It wasn’t the only moment during Sanchez’s time with me where his imagination transformed his speech. When I inquired about his ideal version of Miri Music, he first responded with statements in the future tense – “I would like to have a commercial space where we could rent out to practicing groups”, “I would like a place where Justin Wood could also do tattoos” and “It would be more of a collective source of what they want to hear and see.

Then something curious happened – the cafe we ​​were sitting in faded from his mind, and an ideal vision of Miri Music materialized in its place.. Since he could see it in his head, he simply described it to me, this time using the present tense instead of the future tense: “It’s a recording studio. We are doing the live session there. We rent it out for photo shoots… Artists have peer-to-peer relationships and talk about the new great music they love about town.

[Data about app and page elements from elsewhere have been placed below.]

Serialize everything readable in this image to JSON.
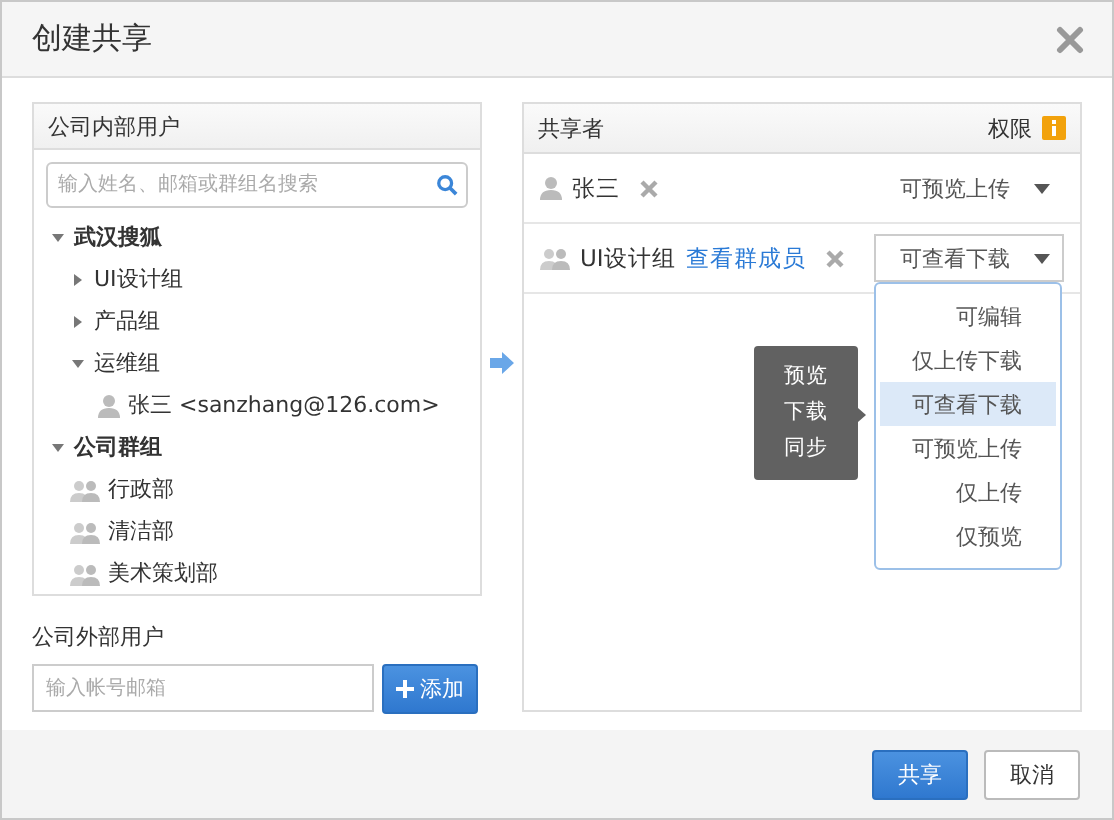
{
  "window": {
    "title": "创建共享"
  },
  "internal_panel": {
    "title": "公司内部用户",
    "search": {
      "placeholder": "输入姓名、邮箱或群组名搜索"
    },
    "tree": [
      {
        "label": "武汉搜狐",
        "kind": "folder",
        "expanded": true,
        "children": [
          {
            "label": "UI设计组",
            "kind": "folder",
            "expanded": false
          },
          {
            "label": "产品组",
            "kind": "folder",
            "expanded": false
          },
          {
            "label": "运维组",
            "kind": "folder",
            "expanded": true,
            "children": [
              {
                "label": "张三 <sanzhang@126.com>",
                "kind": "user"
              }
            ]
          }
        ]
      },
      {
        "label": "公司群组",
        "kind": "folder",
        "expanded": true,
        "children": [
          {
            "label": "行政部",
            "kind": "team"
          },
          {
            "label": "清洁部",
            "kind": "team"
          },
          {
            "label": "美术策划部",
            "kind": "team"
          }
        ]
      }
    ]
  },
  "external": {
    "label": "公司外部用户",
    "placeholder": "输入帐号邮箱",
    "add_button": "添加"
  },
  "sharers_panel": {
    "title": "共享者",
    "permission_label": "权限",
    "rows": [
      {
        "kind": "user",
        "name": "张三",
        "permission": "可预览上传",
        "open": false
      },
      {
        "kind": "team",
        "name": "UI设计组",
        "link": "查看群成员",
        "permission": "可查看下载",
        "open": true
      }
    ]
  },
  "permission_menu": {
    "items": [
      {
        "label": "可编辑",
        "selected": false
      },
      {
        "label": "仅上传下载",
        "selected": false
      },
      {
        "label": "可查看下载",
        "selected": true
      },
      {
        "label": "可预览上传",
        "selected": false
      },
      {
        "label": "仅上传",
        "selected": false
      },
      {
        "label": "仅预览",
        "selected": false
      }
    ]
  },
  "tooltip": {
    "lines": [
      "预览",
      "下载",
      "同步"
    ]
  },
  "buttons": [
    {
      "label": "共享",
      "kind": "primary"
    },
    {
      "label": "取消",
      "kind": "secondary"
    }
  ]
}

303 Magazine, 303 Music, Miri Music, Miri Music LLC, Denver Recording Studio, Denver Live Music Video Sessions, Ramel Sanchez, Jake Cox, Stephen Pamas, Andy Borgione, Josie RussellI’m not the only person who marvels at the vastness and dynamism of Sanchez’s dreams – and his ability to make them come true – especially as the miasma of indifference engulfs so many other creative sights. similar. Big Dopes lead songwriter Eddie Schmid remarked in his Facebook review of Miri Music that “there’s not a whiff of profanity” within the studio and its staff.

I read that part of Schmid’s review aloud to Sanchez, then asked him if he thought it was easy to be jaded in his industry. Without hesitation, he replied, “Oh yeah. Super easy. I mean, just because Schmid couldn’t smell it doesn’t mean he’s not there. No, just kidding!” Sanchez assured. Still, he went on to say:

“But I think it’s easy to be jaded because you put so much stuff out that doesn’t show, and when you finally put it out in the world, people either evaluate you, or don’t care, or no one will listen to you. We are very human, and we are insecure, and small validations are important for anyone to continue. Music is definitely a hard quest in the sense that you don’t always get them, which doesn’t necessarily mean you’re doing anything wrong either – it’s a hard thing to achieve.

So how do Sanchez, Pamas, Borgione and Cox keep weariness from seeping into their studio?

“None of us ‘make-it’ right now,” Sanchez replied. “We all want to succeed, don’t we? But nobody does it for that. That’s why I love these people – they’re into this artist’s struggle, and they can’t stop even if they wanted to. It’s special for me.

For the creatives behind Miri Music LLC, the reward is in doing so, and what they do for the local music industry is priceless.

Check the Miri Music website if you want to book the studio or do a live music video session.
All photographs by Jake Cox.